These trail cameras capture some of the coolest photos I’ve ever seen – like this close up of a male lion. It’s also great for identifying individuals by looking at the pattern of their whisker spots.
This batch of photos on WildCam is over 60% complete and we couldn’t be more excited and grateful for the data that you all are gathering. The next batch of photos will be ready to upload soon, so here is a sneak peek!
It’s a very dry year across the region and the wild creatures are struggling, but this is Africa and animals are adapted to these extremes. This morning as we were doing our routine checks and preparing to collar Leila we encountered numerous baboon carcasses on the floodplain and dry river-bed. These baboons may have been hunted by Leila or one of the other juvenile lions. That’s a great sign and an even better one is this Bateleur, a type of raptor, feeding on the baboon carcass. This demonstrates a complete food chain where each of the animals have a role to play. We still have work to do to increase numbers of certain species, but we have come a long way.
Cleopatra of the Sungue pride stares us down and demands respect. We know better than to get too close. We will observe her strength and beauty from afar.

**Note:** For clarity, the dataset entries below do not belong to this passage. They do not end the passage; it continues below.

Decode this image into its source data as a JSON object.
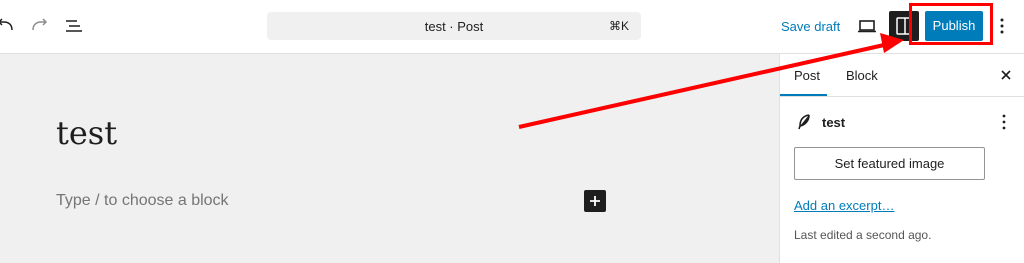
{
  "toolbar": {
    "command_bar_title": "test · Post",
    "command_shortcut": "⌘K",
    "save_draft_label": "Save draft",
    "publish_label": "Publish"
  },
  "icons": {
    "undo": "undo-icon",
    "redo": "redo-icon",
    "document_overview": "list-view-icon",
    "preview": "laptop-icon",
    "settings": "sidebar-toggle-icon",
    "options": "more-vertical-icon",
    "inserter": "plus-icon",
    "close": "close-icon",
    "post_type": "feather-icon"
  },
  "editor": {
    "title": "test",
    "block_placeholder": "Type / to choose a block"
  },
  "sidebar": {
    "tabs": [
      {
        "label": "Post",
        "active": true
      },
      {
        "label": "Block",
        "active": false
      }
    ],
    "post_name": "test",
    "featured_image_label": "Set featured image",
    "excerpt_link": "Add an excerpt…",
    "last_edited": "Last edited a second ago."
  },
  "annotation": {
    "color": "#ff0000",
    "target": "publish-button"
  },
  "colors": {
    "accent": "#007cba",
    "dark": "#1e1e1e",
    "canvas_bg": "#f0f0f0"
  }
}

It’s the dry season, so it’s not the height of Gorongosa’s baby animal season (that usually happens in the spring as rains recede). But there are still plenty of baby animals around, which is a good sign! Carlos Serra captured this particularly adorable photo shoot of a baby vervet monkey with its family.
Wire snares are traps that poachers set to catch antelopes for food, but snares don’t discriminate between an antelope and a lion. Sometimes lions are the unfortunate victims of snares. Our rangers and vet team are called out to save these lions all too often and today was no exception. Our vet, Rui Branco, organized an operation to tranquilize a coalition of two male lions, one of whom had a snare around its leg. Rui gathered his team, helicopter pilot Mike Pingo, colleague Louis Van Wyk, and our own Paola Bouley to fly out to a remote area in a Jet Ranger helicopter. Rui successfully darted both males, put GPS collars on them and removed the snare from this adult maneless lion we’ve named “Jatu”. This is another life saved, and a new group of lions to keep under our watchful eye.

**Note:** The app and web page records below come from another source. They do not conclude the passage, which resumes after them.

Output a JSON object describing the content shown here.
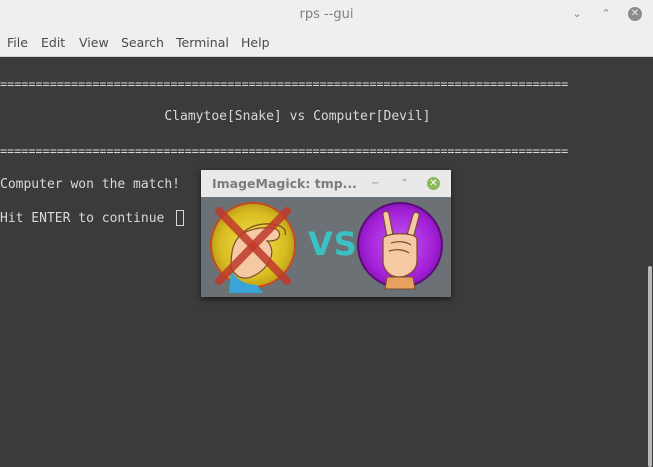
{
  "window": {
    "title": "rps --gui",
    "buttons": {
      "minimize": "⌄",
      "maximize": "⌃",
      "close": "✕"
    }
  },
  "menu": {
    "items": [
      "File",
      "Edit",
      "View",
      "Search",
      "Terminal",
      "Help"
    ]
  },
  "terminal": {
    "lines": [
      "================================================================================",
      "                     Clamytoe[Snake] vs Computer[Devil]",
      "================================================================================",
      "Computer won the match!",
      "Hit ENTER to continue "
    ]
  },
  "popup": {
    "title": "ImageMagick: tmp...",
    "buttons": {
      "minimize": "−",
      "maximize": "⌃",
      "close": "✕"
    },
    "vs_text": "VS",
    "left_icon": "snake-hand-icon",
    "right_icon": "devil-horns-hand-icon",
    "colors": {
      "left_circle": "#e0c020",
      "right_circle": "#b020e0",
      "cross": "#c0392b",
      "vs": "#3ac2c2"
    }
  }
}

This is a rare showdown caught on camera – two lion cubs stare down a hippo in the floodplain deep inside Gorongosa. Even at this young age, I think these two cubs know better than to mess with a several ton hippo. Hippos are notoriously territorial and, even though they only eat plants, they are considered one of the most dangerous animals in Africa. These two cubs are keeping a safe distance but their curiosity is getting the best of them.
Gorongosa’s rangers are constantly on patrol removing poachers’ snares before they capture their next victim. Sometimes, they are too late, and an animal is captured in a snare. If we’re lucky, the animal will still be alive when they find it. In the case of this baby elephant who was found caught in a snare, she was very lucky. A rescue team, including our own vet, Rui Branco, tranquilized the baby and it’s mom, so they could safely remove the snare. After baby was freed, they both woke up and went back to their elephant ways. We hope this young one will have a very long and healthy life ahead!

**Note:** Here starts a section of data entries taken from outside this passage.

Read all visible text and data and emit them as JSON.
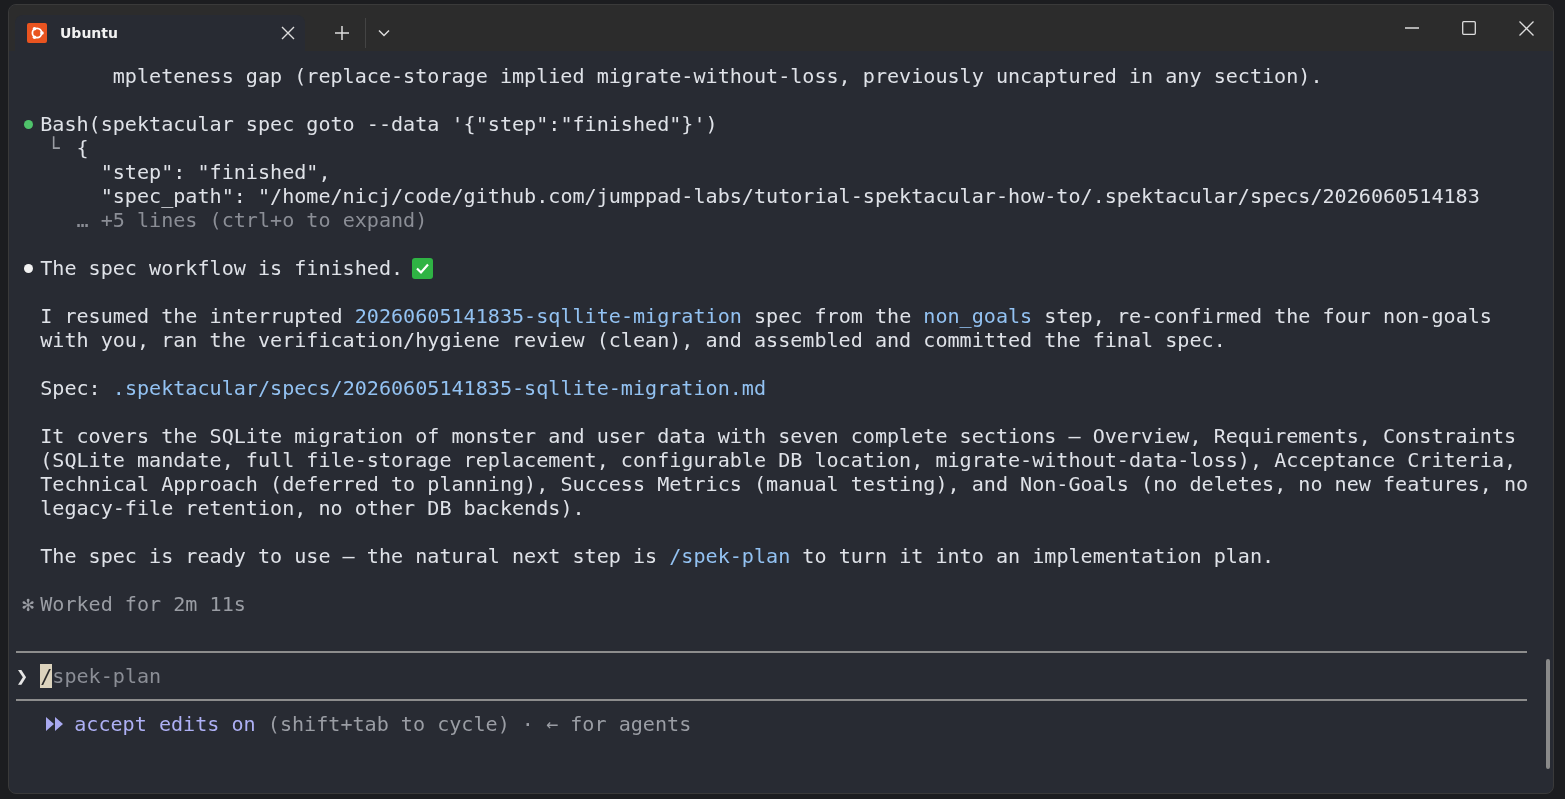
{
  "window": {
    "tab_title": "Ubuntu"
  },
  "transcript": [
    {
      "kind": "continuation",
      "text": "mpleteness gap (replace-storage implied migrate-without-loss, previously uncaptured in any section)."
    },
    {
      "kind": "tool_call",
      "text": "Bash(spektacular spec goto --data '{\"step\":\"finished\"}')",
      "result": {
        "branch": "└",
        "open": "{",
        "fields": [
          "\"step\": \"finished\",",
          "\"spec_path\": \"/home/nicj/code/github.com/jumppad-labs/tutorial-spektacular-how-to/.spektacular/specs/2026060514183"
        ],
        "more": "… +5 lines (ctrl+o to expand)"
      }
    },
    {
      "kind": "message",
      "text": "The spec workflow is finished.",
      "done": true
    },
    {
      "kind": "paragraph",
      "lines": [
        [
          {
            "kind": "plain",
            "text": "I resumed the interrupted "
          },
          {
            "kind": "link",
            "text": "20260605141835-sqllite-migration"
          },
          {
            "kind": "plain",
            "text": " spec from the "
          },
          {
            "kind": "link",
            "text": "non_goals"
          },
          {
            "kind": "plain",
            "text": " step, re-confirmed the four non-goals"
          }
        ],
        [
          {
            "kind": "plain",
            "text": "with you, ran the verification/hygiene review (clean), and assembled and committed the final spec."
          }
        ]
      ]
    },
    {
      "kind": "paragraph",
      "lines": [
        [
          {
            "kind": "plain",
            "text": "Spec: "
          },
          {
            "kind": "link",
            "text": ".spektacular/specs/20260605141835-sqllite-migration.md"
          }
        ]
      ]
    },
    {
      "kind": "paragraph",
      "lines": [
        [
          {
            "kind": "plain",
            "text": "It covers the SQLite migration of monster and user data with seven complete sections — Overview, Requirements, Constraints"
          }
        ],
        [
          {
            "kind": "plain",
            "text": "(SQLite mandate, full file-storage replacement, configurable DB location, migrate-without-data-loss), Acceptance Criteria,"
          }
        ],
        [
          {
            "kind": "plain",
            "text": "Technical Approach (deferred to planning), Success Metrics (manual testing), and Non-Goals (no deletes, no new features, no"
          }
        ],
        [
          {
            "kind": "plain",
            "text": "legacy-file retention, no other DB backends)."
          }
        ]
      ]
    },
    {
      "kind": "paragraph",
      "lines": [
        [
          {
            "kind": "plain",
            "text": "The spec is ready to use — the natural next step is "
          },
          {
            "kind": "link",
            "text": "/spek-plan"
          },
          {
            "kind": "plain",
            "text": " to turn it into an implementation plan."
          }
        ]
      ]
    },
    {
      "kind": "status",
      "symbol": "✻",
      "text": "Worked for 2m 11s"
    }
  ],
  "prompt": {
    "symbol": "❯",
    "typed": "/",
    "suggestion": "spek-plan"
  },
  "mode_line": {
    "mode": "accept edits on",
    "hint": "(shift+tab to cycle)",
    "separator": "·",
    "arrow": "←",
    "extra": "for agents"
  }
}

25 minutes after we deployed this trail camera she passed by… a healthy lioness with 2 new cubs. We are tracking them this week not far from Chitengo Camp (Gorongosa’s main tourist camp). We feel like we might as well be tracking a tiger as she is denning her cubs in and around the lush palm forests lining the beautiful Pungue River. Finding two new cubs on a trail camera is such a wonderful feeling. It means that the lions are breeding and, we hope, the lion population is growing.
Tonga Torcida (L) and Chintsomba (R) – our lion guardians – work tirelessly each day to monitor and keep Gorongosa’s lions out of snares. This lioness is Amelia, she was just collared this week and is pregnant. We will use the collar to keep an eye on her and soon her new cubs. We soon hope to welcome her new cubs in to the world!
I had a very rewarding day today. A group of students from Casa Banana, a local village, came to visit the park. This is an incredible opportunity as most of these students have never been inside this national park that they have lived next to their whole lives. The community education department in Gorongosa brings these school groups in to learn about the science and conservation that is happening here. I had the privilege of speaking with them about our work tracking lions. They were very curious about the satellite collars that we use to track lions. The more the young neighbors of Gorongosa understand about the importance of lions, the more they will want to protect them!